History of Zero-Coupon Bonds
Zero-coupon bonds have been around since the late 19th century. The first zero-coupon bonds were issued by the US Treasury in the 1880s. The bonds were issued in denominations of $50 and $100 and were redeemable at par value after a period of 10 years. The bonds were issued to finance the Spanish-American War. Since then, zero-coupon bonds have become a popular investment vehicle for investors looking for a safe and secure way to save for retirement.
In the 1970s, zero-coupon bonds became more widely available to individual investors. The bonds were issued by corporations and municipalities as well as the US Treasury. The bonds were attractive to investors because they offered a guaranteed return at maturity and were exempt from state and local taxes.
|Type of Bond||Interest Rate||Tax Treatment|
|Zero-Coupon Bond||None||Exempt from state and local taxes|
|Coupon Bond||Fixed rate||Subject to state and local taxes|
Zero-coupon bonds are a type of debt security that does not pay interest but is traded at a deep discount. The bonds are attractive to investors because they offer a guaranteed return at maturity and are exempt from state and local taxes. For more information about zero-coupon bonds, investors can visit the websites of the US Treasury, the Securities and Exchange Commission, and other financial institutions.
- Coupon Bond
- Treasury Bond

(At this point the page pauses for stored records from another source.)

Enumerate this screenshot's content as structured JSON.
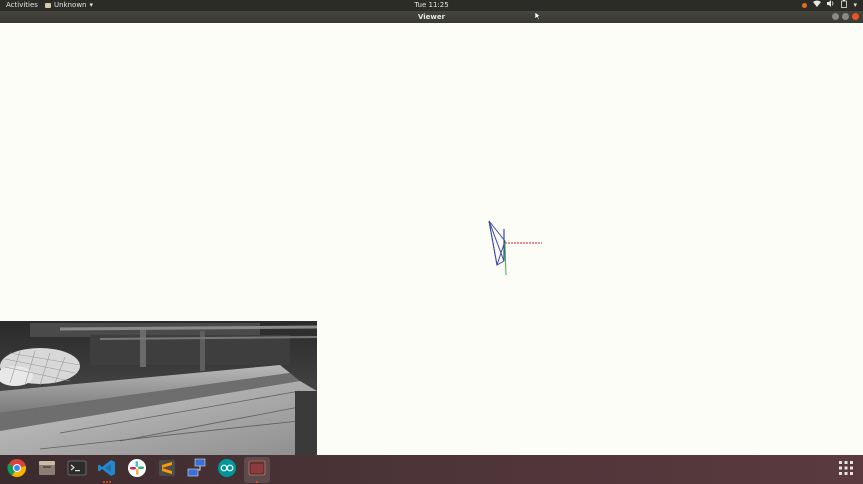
{
  "topbar": {
    "activities": "Activities",
    "app_name": "Unknown",
    "clock": "Tue 11:25"
  },
  "window": {
    "title": "Viewer"
  },
  "colors": {
    "accent": "#e95420",
    "topbar_bg": "#2b2b27",
    "viewer_bg": "#fdfdf8",
    "frustum_blue": "#3a4aa8",
    "axis_red": "#d11a1a",
    "axis_green": "#3bb13b"
  },
  "taskbar": {
    "items": [
      {
        "icon": "chrome-icon"
      },
      {
        "icon": "files-icon"
      },
      {
        "icon": "terminal-icon"
      },
      {
        "icon": "vscode-icon"
      },
      {
        "icon": "slack-icon"
      },
      {
        "icon": "sublime-text-icon"
      },
      {
        "icon": "network-manager-icon"
      },
      {
        "icon": "arduino-icon"
      },
      {
        "icon": "viewer-app-icon"
      }
    ],
    "show_apps_icon": "app-grid-icon"
  }
}
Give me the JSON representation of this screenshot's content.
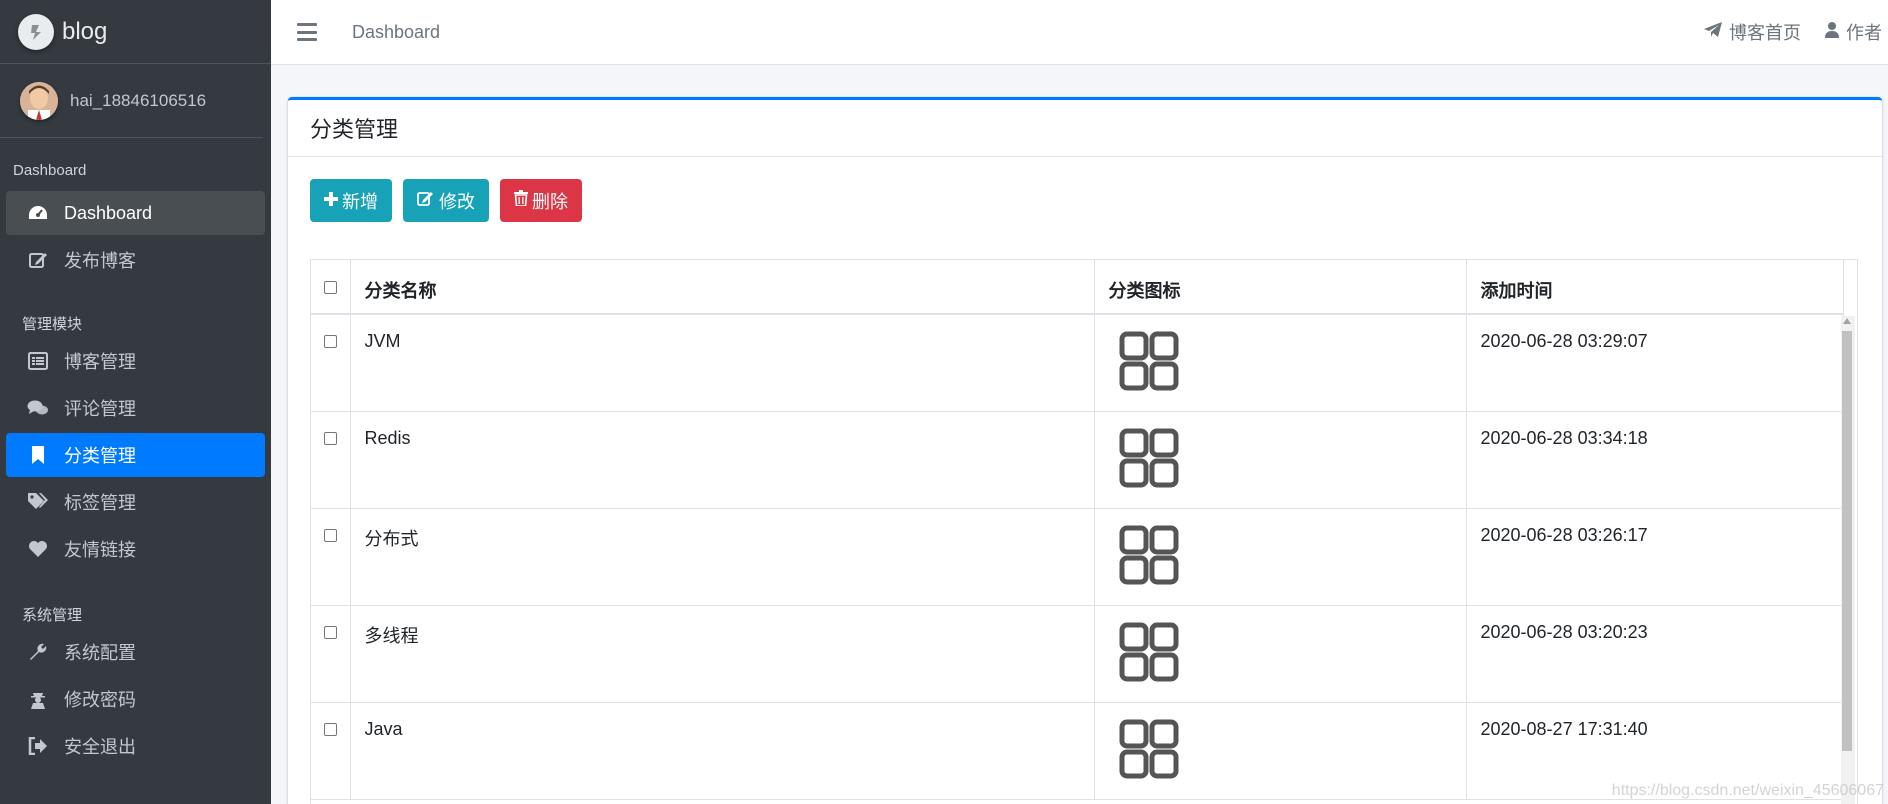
{
  "brand": {
    "name": "blog"
  },
  "user": {
    "name": "hai_18846106516"
  },
  "sidebar": {
    "sections": [
      {
        "header": "Dashboard",
        "items": [
          {
            "label": "Dashboard",
            "icon": "tachometer-icon"
          },
          {
            "label": "发布博客",
            "icon": "edit-icon"
          }
        ]
      },
      {
        "header": "管理模块",
        "items": [
          {
            "label": "博客管理",
            "icon": "list-alt-icon"
          },
          {
            "label": "评论管理",
            "icon": "comments-icon"
          },
          {
            "label": "分类管理",
            "icon": "bookmark-icon"
          },
          {
            "label": "标签管理",
            "icon": "tags-icon"
          },
          {
            "label": "友情链接",
            "icon": "heart-icon"
          }
        ]
      },
      {
        "header": "系统管理",
        "items": [
          {
            "label": "系统配置",
            "icon": "wrench-icon"
          },
          {
            "label": "修改密码",
            "icon": "user-secret-icon"
          },
          {
            "label": "安全退出",
            "icon": "sign-out-icon"
          }
        ]
      }
    ]
  },
  "topbar": {
    "breadcrumb": "Dashboard",
    "links": [
      {
        "label": "博客首页",
        "icon": "paper-plane-icon"
      },
      {
        "label": "作者",
        "icon": "user-icon"
      }
    ]
  },
  "card": {
    "title": "分类管理",
    "buttons": {
      "add": "新增",
      "edit": "修改",
      "delete": "删除"
    }
  },
  "table": {
    "headers": [
      "分类名称",
      "分类图标",
      "添加时间"
    ],
    "rows": [
      {
        "name": "JVM",
        "icon": "th-large-icon",
        "time": "2020-06-28 03:29:07"
      },
      {
        "name": "Redis",
        "icon": "th-large-icon",
        "time": "2020-06-28 03:34:18"
      },
      {
        "name": "分布式",
        "icon": "th-large-icon",
        "time": "2020-06-28 03:26:17"
      },
      {
        "name": "多线程",
        "icon": "th-large-icon",
        "time": "2020-06-28 03:20:23"
      },
      {
        "name": "Java",
        "icon": "th-large-icon",
        "time": "2020-08-27 17:31:40"
      }
    ]
  },
  "watermark": "https://blog.csdn.net/weixin_45606067",
  "colors": {
    "sidebar": "#343a40",
    "primary": "#007bff",
    "info": "#17a2b8",
    "danger": "#dc3545"
  }
}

- Municipal Bond
- Corporate Bond
- Yield Curve
- Interest Rate
- Maturity Date
- Par Value
- Face Value
- Discount Rate